The first instances of what appears to be a sophisticated cyberattack were reported in Germany late last week. Oiltranking Group and Mabanaft discovered they had been a victim of a cyber incident on January 29. The companies reporting taking actions to address the situation and strength their network while investigation the extent of the intrusion. A separate company Oiltanking Deutschland that runs terminals in Germany reported that it was operating on a limited capacity and Mabanaft Deutschland which runs inland terminals also reported that its operations were being impacted. Both Oiltanking Deutschland and Mabanaft Deutschland declares force majeure reporting that they were having problems honoring delivery contracts.
German judicial authorities confirmed that they had launched an investigation into suspected extortion of oil operators. The German newspaper Handelsblatt first reported that the German security services believe the attack began with BlackCat ransomware. The software first appeared late last year and drew attention because of its sophisticated approach and incorporating several so-called innovations versus other ransomware.
After the reports of problems in Hamburg, additional terminals began also reporting outages. Belgian authorities are also investigating after ports in Ghent and Antwerp-Zeebrugge were impacted.
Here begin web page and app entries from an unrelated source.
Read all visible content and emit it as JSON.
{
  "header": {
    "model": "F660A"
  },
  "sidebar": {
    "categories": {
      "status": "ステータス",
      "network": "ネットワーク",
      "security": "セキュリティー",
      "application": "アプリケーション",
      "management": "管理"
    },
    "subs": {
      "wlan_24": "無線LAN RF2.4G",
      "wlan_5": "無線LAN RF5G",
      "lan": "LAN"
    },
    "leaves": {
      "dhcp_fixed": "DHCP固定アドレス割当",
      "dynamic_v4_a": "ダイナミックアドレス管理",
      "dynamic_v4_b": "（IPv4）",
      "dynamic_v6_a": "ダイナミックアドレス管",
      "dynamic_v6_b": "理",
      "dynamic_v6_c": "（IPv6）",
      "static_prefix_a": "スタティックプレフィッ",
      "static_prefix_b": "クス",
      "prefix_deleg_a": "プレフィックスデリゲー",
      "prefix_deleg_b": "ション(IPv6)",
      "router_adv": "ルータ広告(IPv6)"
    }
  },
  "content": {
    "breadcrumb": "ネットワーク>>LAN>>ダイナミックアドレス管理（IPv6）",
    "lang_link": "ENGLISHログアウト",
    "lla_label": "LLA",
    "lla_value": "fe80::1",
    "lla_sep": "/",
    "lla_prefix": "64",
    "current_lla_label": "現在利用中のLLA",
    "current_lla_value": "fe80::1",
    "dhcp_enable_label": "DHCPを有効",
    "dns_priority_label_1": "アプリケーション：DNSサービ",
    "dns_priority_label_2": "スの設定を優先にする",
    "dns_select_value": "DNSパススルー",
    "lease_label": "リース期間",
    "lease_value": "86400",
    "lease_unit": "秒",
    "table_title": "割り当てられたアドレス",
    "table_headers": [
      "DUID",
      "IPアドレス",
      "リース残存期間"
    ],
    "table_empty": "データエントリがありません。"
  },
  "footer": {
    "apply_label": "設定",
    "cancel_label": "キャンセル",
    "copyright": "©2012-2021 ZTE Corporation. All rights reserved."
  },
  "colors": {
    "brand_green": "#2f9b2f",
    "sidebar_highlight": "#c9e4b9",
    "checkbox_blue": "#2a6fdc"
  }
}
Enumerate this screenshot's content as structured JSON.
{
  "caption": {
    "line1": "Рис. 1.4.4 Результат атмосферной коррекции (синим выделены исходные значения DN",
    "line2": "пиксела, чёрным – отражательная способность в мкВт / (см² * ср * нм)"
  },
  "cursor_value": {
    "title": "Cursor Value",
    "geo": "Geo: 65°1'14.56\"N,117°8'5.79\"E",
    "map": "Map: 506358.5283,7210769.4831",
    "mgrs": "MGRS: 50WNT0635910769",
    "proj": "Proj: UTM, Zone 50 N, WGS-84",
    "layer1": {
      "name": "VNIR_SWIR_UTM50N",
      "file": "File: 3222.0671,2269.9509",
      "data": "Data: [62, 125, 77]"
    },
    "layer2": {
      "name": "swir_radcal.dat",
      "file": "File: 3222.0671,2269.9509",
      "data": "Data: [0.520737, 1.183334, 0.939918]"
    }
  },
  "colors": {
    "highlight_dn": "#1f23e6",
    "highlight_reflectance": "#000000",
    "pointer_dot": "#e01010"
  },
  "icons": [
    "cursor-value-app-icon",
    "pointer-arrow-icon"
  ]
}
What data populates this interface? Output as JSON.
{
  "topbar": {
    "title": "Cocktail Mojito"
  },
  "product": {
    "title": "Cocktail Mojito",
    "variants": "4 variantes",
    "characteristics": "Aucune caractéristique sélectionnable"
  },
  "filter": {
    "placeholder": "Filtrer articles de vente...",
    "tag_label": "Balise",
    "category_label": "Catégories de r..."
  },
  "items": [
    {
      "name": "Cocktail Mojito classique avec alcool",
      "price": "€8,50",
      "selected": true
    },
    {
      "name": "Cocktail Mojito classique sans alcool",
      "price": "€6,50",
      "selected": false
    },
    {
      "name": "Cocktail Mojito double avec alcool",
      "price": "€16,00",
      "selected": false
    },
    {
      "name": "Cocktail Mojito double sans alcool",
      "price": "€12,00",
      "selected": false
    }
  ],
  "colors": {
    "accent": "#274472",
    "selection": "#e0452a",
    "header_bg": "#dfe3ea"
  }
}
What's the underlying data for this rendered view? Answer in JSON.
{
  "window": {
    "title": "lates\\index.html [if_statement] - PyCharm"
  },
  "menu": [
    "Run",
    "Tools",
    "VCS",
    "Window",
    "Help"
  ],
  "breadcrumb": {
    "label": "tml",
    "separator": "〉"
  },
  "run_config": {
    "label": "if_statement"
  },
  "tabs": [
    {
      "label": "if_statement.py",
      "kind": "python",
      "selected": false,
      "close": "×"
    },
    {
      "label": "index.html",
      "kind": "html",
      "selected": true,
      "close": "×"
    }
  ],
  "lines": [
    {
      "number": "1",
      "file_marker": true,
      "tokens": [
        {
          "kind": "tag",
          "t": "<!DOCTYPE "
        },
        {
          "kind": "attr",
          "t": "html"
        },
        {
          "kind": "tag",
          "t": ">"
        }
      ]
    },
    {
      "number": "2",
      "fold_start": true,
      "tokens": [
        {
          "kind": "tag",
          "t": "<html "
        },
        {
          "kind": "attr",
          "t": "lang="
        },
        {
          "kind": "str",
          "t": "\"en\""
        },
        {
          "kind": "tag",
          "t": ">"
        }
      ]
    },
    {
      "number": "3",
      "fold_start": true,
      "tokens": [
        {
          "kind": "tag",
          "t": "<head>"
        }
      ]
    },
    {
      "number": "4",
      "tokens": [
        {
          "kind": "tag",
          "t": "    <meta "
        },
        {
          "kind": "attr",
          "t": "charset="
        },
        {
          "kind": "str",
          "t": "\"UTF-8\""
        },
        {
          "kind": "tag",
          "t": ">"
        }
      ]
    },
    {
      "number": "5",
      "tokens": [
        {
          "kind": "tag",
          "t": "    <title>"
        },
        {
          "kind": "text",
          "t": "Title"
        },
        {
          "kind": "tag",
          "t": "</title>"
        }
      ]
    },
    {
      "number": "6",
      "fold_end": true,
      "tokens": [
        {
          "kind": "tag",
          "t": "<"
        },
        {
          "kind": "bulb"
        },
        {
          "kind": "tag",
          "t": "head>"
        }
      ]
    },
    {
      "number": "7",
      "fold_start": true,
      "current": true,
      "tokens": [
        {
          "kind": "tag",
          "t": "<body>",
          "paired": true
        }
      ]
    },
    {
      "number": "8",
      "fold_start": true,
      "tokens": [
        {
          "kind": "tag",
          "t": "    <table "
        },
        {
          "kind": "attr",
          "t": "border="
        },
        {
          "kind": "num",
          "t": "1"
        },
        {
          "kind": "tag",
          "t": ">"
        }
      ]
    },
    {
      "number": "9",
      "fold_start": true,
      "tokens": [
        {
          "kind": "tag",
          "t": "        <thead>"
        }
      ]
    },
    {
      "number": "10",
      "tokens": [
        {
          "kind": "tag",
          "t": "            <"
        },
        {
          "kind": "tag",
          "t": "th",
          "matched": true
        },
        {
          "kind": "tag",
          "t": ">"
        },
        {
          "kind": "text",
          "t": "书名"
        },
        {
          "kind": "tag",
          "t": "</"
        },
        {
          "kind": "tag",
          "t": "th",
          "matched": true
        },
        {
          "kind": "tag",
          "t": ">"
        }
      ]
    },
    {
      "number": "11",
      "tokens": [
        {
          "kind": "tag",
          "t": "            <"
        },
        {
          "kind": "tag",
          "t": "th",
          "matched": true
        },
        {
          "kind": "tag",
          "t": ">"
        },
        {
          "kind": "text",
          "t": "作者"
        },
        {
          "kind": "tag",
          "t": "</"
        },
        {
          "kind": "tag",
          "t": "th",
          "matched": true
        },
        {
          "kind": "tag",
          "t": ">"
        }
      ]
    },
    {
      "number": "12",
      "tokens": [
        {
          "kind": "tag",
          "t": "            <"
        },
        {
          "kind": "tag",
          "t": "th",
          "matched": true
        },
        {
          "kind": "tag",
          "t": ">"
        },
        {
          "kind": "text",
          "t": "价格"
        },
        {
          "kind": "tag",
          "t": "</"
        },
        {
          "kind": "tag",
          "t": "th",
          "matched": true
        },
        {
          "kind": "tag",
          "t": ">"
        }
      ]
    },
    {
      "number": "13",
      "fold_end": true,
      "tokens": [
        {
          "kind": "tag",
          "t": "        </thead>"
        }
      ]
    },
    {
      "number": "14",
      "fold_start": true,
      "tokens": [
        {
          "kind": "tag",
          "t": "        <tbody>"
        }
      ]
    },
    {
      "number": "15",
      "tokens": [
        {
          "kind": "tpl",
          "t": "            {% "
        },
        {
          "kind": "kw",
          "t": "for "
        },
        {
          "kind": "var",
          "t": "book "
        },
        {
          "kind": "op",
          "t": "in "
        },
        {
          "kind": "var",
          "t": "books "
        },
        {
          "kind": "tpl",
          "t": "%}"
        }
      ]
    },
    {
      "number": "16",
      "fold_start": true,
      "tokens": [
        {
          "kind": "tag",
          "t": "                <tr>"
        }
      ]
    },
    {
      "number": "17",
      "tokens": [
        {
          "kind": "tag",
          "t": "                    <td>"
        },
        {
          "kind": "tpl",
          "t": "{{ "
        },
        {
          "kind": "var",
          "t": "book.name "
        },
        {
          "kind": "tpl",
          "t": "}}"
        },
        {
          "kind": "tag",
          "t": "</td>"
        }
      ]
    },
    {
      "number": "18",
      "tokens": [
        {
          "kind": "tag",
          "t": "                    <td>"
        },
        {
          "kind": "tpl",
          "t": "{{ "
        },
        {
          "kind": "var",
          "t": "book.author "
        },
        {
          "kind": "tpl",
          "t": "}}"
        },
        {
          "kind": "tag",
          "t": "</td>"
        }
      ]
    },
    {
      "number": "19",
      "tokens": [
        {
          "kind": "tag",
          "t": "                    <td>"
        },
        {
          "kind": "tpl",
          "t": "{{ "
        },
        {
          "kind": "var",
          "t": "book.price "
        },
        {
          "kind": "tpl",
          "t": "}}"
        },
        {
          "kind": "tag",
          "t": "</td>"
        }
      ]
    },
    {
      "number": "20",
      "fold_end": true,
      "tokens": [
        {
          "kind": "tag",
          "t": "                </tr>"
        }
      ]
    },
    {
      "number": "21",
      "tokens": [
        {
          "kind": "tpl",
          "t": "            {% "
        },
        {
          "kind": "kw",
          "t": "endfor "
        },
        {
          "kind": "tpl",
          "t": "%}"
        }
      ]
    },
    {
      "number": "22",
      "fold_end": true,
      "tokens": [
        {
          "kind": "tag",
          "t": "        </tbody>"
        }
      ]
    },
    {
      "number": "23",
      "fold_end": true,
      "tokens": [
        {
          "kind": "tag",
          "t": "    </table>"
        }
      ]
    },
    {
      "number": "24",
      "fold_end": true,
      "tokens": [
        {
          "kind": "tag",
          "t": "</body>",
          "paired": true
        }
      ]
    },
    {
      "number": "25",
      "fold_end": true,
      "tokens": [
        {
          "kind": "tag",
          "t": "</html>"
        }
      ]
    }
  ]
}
Similarly, the authorities in the Netherlands became involved. SEA-Tank, Oiltanking, and Evos in Amsterdam, Ghent and Antwerp are all reporting issues related to their operating systems.
The head of Germany’s IT security agency in a press briefing called the incident serious but said it was not grave believing that it has been contained. The authorities are investigating if it was a coordinated attack on multiple locations or if it spread through the cross-border operations along the Dutch-Belgian oil trading hub.
The unloading of oil barges has become an issue while elsewhere companies have worked to reroute shipments. This week, Shell said it was taking steps to reroute to different supply depots because of the attacks.
The current attack is reminiscent of the May 2021 ransomware incident on the U.S.’s Colonial Pipeline. The pipeline, which is one of the largest and most critical in the U.S. as it feeds much of the East Coast, was disrupted for days.